## Records drawn from a dataset:
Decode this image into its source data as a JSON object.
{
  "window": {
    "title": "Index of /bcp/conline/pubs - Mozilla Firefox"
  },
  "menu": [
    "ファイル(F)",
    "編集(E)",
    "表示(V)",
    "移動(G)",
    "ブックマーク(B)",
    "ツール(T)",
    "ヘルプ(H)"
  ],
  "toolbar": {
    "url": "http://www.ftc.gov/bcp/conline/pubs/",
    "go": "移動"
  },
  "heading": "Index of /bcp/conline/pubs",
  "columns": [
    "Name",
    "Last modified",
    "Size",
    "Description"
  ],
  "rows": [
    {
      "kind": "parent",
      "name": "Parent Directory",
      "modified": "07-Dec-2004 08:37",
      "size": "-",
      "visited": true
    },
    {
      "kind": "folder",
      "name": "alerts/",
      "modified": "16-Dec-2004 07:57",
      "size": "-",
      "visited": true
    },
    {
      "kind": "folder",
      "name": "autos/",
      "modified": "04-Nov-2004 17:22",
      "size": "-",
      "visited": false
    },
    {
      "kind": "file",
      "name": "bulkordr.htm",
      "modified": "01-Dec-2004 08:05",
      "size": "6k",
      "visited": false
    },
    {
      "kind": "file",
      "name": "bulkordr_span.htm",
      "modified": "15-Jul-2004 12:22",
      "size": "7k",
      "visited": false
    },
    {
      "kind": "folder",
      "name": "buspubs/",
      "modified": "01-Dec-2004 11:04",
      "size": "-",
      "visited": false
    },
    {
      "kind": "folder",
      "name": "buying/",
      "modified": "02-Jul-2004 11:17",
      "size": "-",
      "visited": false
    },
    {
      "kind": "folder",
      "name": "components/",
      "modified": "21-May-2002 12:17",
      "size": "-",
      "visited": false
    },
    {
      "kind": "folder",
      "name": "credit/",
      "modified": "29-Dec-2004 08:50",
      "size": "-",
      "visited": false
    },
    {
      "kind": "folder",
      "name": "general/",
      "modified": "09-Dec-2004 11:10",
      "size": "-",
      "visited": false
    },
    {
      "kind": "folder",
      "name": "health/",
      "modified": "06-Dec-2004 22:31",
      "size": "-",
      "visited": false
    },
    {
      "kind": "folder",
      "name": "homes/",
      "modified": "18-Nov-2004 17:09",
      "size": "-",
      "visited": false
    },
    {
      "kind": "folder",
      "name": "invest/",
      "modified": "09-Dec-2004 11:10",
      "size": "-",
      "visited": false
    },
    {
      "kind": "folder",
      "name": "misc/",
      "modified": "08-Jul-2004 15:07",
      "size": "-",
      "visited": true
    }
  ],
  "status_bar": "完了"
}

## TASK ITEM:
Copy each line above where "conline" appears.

## RESULT FOR THIS TASK:
    "title": "Index of /bcp/conline/pubs - Mozilla Firefox"
    "url": "http://www.ftc.gov/bcp/conline/pubs/",
  "heading": "Index of /bcp/conline/pubs",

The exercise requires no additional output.